This project started as a half-cube, which then got its corners chamfered off to become an octagon. It then had a large spherical central space carved out of its inside, in grand imitation of the archetypal Pantheon in Rome, but here rendered in simple brick, without the fuss of the Orders or coffers. Typically, the entrance to a central sancto sanctorum like this is given directly from the outside, but this project forces one to ambulate first through smaller domes at the corners before entering the central space, which is shown in the diagonal section below.

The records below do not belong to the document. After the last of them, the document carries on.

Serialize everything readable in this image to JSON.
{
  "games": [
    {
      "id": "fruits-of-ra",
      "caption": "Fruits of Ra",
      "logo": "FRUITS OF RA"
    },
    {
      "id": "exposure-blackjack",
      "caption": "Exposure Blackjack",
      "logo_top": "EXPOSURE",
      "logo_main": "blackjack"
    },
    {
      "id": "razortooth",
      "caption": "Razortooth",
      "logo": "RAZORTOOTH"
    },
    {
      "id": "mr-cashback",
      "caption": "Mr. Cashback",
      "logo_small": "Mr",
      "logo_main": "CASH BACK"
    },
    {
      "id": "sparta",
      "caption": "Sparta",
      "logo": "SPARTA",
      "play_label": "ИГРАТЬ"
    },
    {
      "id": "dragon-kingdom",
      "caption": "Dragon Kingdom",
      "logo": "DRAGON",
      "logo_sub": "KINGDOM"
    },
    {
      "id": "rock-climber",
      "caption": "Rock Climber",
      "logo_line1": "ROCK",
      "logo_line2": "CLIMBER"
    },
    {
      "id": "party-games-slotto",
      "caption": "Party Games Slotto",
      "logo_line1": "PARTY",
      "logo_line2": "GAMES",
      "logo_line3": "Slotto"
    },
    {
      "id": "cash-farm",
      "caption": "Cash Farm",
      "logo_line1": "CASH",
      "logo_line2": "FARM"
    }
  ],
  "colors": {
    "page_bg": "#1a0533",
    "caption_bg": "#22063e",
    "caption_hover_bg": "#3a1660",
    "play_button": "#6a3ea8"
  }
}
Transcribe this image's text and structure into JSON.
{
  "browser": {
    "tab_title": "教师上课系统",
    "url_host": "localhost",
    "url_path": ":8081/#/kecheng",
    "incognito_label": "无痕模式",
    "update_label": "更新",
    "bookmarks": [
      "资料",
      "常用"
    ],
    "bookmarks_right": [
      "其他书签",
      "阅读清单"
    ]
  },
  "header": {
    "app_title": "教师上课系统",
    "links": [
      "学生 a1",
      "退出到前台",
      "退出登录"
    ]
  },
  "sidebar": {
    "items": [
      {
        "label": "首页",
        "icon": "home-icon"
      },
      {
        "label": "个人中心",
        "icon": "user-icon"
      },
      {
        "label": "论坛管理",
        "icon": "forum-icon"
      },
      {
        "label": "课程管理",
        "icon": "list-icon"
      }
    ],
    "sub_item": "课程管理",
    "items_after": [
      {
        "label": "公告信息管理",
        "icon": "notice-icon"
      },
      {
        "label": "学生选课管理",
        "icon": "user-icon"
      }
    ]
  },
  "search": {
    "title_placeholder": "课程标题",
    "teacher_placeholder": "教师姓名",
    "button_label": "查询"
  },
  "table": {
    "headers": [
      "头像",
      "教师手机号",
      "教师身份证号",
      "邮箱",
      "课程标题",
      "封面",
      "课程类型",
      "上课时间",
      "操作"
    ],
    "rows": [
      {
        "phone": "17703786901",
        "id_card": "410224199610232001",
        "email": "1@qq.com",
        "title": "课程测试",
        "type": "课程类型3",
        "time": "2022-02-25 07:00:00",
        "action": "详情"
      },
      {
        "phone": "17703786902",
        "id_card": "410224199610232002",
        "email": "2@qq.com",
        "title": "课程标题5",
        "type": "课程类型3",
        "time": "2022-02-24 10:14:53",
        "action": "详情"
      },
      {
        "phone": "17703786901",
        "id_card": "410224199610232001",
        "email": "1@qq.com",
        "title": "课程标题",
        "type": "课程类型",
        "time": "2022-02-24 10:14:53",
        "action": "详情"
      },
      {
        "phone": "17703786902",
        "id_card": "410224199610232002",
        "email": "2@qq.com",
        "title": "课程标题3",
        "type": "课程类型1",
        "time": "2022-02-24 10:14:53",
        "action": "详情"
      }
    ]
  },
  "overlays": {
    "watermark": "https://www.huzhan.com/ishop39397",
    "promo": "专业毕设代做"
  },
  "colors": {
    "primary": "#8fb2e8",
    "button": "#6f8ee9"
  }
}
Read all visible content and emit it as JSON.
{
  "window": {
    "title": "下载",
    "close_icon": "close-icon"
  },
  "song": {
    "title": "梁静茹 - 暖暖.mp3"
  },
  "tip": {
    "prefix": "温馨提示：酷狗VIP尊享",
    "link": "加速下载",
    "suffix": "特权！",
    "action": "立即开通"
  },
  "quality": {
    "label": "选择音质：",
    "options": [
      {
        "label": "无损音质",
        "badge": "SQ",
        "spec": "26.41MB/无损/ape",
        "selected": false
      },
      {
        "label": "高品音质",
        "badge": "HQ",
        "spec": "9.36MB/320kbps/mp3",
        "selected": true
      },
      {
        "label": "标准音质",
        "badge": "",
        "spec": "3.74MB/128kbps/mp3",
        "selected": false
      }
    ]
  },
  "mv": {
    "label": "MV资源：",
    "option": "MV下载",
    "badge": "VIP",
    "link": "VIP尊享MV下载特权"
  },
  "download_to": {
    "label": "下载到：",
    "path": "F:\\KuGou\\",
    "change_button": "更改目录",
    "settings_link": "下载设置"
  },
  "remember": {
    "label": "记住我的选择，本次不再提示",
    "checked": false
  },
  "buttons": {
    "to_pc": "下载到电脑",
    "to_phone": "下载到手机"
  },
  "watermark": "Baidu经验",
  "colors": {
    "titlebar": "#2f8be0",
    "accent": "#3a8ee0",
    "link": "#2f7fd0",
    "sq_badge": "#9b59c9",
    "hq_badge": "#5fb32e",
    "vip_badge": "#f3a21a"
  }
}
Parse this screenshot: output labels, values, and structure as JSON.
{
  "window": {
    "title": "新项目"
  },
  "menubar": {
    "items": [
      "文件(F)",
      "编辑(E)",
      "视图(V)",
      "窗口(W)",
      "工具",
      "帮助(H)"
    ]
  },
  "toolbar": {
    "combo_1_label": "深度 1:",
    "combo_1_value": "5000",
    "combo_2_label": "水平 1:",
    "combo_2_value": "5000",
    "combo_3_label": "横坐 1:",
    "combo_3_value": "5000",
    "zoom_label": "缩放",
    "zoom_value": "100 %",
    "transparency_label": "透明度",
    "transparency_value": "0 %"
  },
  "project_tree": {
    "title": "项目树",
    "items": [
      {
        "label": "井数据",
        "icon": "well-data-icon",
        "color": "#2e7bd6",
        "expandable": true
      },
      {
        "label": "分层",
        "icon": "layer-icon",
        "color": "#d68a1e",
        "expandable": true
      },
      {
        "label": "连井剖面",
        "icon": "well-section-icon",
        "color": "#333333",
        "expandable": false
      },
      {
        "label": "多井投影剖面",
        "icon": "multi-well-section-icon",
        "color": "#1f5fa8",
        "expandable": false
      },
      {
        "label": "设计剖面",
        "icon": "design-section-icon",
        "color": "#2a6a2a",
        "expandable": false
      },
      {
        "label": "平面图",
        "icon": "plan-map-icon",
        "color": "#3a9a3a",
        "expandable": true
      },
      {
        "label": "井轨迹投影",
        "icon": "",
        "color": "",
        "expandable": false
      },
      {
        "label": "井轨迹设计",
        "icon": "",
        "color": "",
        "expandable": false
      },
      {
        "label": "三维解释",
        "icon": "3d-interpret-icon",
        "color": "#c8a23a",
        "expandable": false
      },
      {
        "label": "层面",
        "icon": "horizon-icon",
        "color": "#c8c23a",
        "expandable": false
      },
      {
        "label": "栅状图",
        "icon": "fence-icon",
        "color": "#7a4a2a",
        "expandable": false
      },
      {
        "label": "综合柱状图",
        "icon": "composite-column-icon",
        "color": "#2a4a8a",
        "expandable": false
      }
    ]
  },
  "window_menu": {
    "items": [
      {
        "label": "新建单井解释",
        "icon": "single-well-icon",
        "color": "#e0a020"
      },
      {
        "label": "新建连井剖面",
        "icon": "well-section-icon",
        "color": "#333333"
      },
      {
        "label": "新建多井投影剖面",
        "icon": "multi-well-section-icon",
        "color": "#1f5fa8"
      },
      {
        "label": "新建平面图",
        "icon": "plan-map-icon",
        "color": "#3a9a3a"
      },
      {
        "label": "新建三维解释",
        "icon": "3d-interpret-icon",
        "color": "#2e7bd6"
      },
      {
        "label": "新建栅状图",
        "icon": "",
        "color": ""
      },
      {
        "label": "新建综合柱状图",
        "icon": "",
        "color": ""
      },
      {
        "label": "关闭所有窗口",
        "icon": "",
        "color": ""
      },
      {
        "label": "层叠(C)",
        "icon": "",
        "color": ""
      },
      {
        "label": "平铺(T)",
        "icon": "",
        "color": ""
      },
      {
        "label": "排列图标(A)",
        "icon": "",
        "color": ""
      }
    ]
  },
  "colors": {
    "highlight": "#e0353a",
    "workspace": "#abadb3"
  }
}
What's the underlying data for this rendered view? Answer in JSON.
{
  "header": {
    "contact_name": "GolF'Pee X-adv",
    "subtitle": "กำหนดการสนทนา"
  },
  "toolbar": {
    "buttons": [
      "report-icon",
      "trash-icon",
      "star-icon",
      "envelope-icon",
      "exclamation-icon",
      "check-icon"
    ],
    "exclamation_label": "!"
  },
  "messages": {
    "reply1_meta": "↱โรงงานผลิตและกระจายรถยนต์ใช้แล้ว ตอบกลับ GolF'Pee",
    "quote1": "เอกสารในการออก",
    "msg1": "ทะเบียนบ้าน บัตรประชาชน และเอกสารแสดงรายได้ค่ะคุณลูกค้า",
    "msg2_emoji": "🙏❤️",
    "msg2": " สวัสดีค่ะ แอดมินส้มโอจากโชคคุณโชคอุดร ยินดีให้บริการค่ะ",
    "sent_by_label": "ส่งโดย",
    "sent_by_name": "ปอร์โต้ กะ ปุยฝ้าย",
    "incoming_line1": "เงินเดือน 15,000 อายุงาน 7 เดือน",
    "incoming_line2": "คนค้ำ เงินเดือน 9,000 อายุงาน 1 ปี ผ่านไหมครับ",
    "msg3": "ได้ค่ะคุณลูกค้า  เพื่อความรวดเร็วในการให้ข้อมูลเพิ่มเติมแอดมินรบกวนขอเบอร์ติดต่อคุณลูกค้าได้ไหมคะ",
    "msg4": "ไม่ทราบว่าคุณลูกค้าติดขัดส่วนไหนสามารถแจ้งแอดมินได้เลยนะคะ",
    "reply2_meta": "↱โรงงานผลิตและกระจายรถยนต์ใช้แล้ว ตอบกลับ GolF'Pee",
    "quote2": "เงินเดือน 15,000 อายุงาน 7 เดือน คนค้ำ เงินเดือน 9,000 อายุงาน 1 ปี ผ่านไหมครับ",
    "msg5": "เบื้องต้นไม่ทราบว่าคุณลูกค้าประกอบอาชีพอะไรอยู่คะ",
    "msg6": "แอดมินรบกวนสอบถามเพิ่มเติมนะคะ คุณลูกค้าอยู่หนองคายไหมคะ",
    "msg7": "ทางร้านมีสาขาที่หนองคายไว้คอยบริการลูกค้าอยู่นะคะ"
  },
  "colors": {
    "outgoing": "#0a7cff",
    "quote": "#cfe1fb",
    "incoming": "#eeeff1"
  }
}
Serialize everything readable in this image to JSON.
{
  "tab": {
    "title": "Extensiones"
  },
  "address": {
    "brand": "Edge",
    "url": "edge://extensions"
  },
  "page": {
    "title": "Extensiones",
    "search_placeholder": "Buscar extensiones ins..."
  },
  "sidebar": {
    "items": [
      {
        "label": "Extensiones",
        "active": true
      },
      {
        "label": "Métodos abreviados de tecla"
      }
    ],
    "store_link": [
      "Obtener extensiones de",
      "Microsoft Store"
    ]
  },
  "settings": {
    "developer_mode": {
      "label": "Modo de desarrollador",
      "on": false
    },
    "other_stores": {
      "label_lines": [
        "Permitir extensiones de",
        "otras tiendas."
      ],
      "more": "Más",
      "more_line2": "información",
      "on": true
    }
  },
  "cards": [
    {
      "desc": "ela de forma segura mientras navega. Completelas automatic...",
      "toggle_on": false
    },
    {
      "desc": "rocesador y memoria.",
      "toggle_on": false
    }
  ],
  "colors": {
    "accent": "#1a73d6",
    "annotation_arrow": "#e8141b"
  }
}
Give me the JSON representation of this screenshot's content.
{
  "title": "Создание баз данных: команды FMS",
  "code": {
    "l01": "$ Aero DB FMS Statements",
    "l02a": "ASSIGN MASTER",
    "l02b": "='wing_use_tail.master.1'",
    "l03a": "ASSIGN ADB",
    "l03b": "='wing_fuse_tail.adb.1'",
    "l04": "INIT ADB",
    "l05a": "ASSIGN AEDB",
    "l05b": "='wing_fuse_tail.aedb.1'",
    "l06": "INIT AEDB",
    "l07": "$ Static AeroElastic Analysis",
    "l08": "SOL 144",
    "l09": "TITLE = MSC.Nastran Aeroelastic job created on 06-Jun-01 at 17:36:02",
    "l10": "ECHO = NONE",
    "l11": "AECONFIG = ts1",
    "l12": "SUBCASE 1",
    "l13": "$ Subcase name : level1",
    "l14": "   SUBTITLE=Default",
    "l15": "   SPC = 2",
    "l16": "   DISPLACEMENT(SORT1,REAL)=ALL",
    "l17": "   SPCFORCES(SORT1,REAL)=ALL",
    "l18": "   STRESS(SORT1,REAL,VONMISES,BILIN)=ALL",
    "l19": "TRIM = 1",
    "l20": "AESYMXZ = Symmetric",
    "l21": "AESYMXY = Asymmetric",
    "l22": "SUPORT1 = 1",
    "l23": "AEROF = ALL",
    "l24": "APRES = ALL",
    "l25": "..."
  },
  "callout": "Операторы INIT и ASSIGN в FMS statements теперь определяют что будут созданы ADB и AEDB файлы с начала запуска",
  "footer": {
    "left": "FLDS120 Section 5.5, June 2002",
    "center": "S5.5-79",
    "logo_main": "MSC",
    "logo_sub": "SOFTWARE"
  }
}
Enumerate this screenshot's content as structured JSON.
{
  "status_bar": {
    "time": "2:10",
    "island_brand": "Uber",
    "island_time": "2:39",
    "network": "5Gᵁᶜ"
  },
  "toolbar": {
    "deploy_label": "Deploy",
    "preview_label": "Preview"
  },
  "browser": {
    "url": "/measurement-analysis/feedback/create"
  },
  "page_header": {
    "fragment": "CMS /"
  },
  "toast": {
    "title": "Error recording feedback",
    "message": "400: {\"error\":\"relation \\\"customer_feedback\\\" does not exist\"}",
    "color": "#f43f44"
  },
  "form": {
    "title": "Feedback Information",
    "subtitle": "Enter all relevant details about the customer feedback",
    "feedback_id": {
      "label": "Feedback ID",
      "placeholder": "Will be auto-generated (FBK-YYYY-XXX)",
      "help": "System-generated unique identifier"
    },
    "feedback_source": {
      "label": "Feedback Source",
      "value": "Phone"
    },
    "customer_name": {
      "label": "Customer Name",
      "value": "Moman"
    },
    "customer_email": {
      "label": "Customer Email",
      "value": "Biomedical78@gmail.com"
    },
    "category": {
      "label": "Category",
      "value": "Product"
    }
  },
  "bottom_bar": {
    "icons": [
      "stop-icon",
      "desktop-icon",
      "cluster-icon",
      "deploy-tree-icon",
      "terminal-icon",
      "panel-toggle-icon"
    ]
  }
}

My brother-in-law lives in a small military town in the Mojave desert, and when he mentioned buying cheap land and building something, naturally I got thinking. Courtyard typologies sprang to mind, perhaps met with elements of pueblo adobe rectangular masses and carved wood porches. My plan offers a square adobe mass punctured with a circular courtyard and fountain at its center (evaporative cooling), and is rimmed with wood porches about to enjoy the expansive desert vistas, and to offer deep shade to any exterior openings.
While traces of Irving Gill abound in the reductive classical-vernacular language, the plan geometries posed a small problem, reconciling the circular interior form and the division of rectangular rooms about. I turned to Palladio’s Villa Capra (La Rotonda) for help, but also needed to situate the rooms of a modern single family residence, and thought Frank Lloyd Wright’s Cheney House might work.
This small house is defined by the square courtyard at its center, which is filled with trees and a reflecting pool. The form that wraps it is bisected by alleys, forcing one to ambulate through the courtyard to move between the halves. Further, no access is granted directly from the house to the surrounding landscape, making the courtyard the public entry as well. Studies below explore rendering two of the courtyard faces in Doric form, opposed to the simple brick envelope at the exterior.
Continuing my exploration of rural agricultural form, this square cabin-like-structure plays on ideas of symmetry, complete and incomplete form, nine-square and four-square planning, all within the guise of simple vernacular architecture. The side elevation was the generator, with an overall symmetrical gable, infilled below with a colonnade on one end, a blank wall on the other, and a large picture window on center. The plan operates between the three bays of this side elevation and four running perpendicular, with a long vaulted living-sleeping room flanked by the porch-colonnade on one end and a long kitchen-toilet-service gallery opposite. A study of potentially running a barrel vaulted ceiling the length of the main living hall is at the bottom.
Or not. Maybe just a hut then. A four-square hut. With a porch on one side and a matching sleeping alcove on the other. And a single wood stove. A small kitchenette as well. And plenty of bookshelves. Or maybe a different roof altogether in place of the four gables? An inverted butterfly perhaps? I think so. Much more interesting than the bucolic nonchalance of that first drawing.
Beginning with Mies’ chapel at IIT, this quick project extrapolates his frame-and-infill, steel-and-brick, pavilion into a basilica form, with a full apse and a hipped roof. A square skylight orients the modernist square volume, while dormer gables pierce the trabeated apse. A more exuberant roof study follows.
Continuing last week‘s Californian agricultural experiments, this small structure (which I’m titling a ‘cabin’, but really is a programless form) is square in plan with a pitched roof running in one direction, terminating in a dutch gable at the far end over a colonnaded porch and a large circular window in the gable face, and cantilevering over the entry portico, where two identical doors reference the four-square floor plan. The language owes much to Richardson, filtered through the vernacular, with a shingle roof, clapboard walls, and a flemish bond brick base.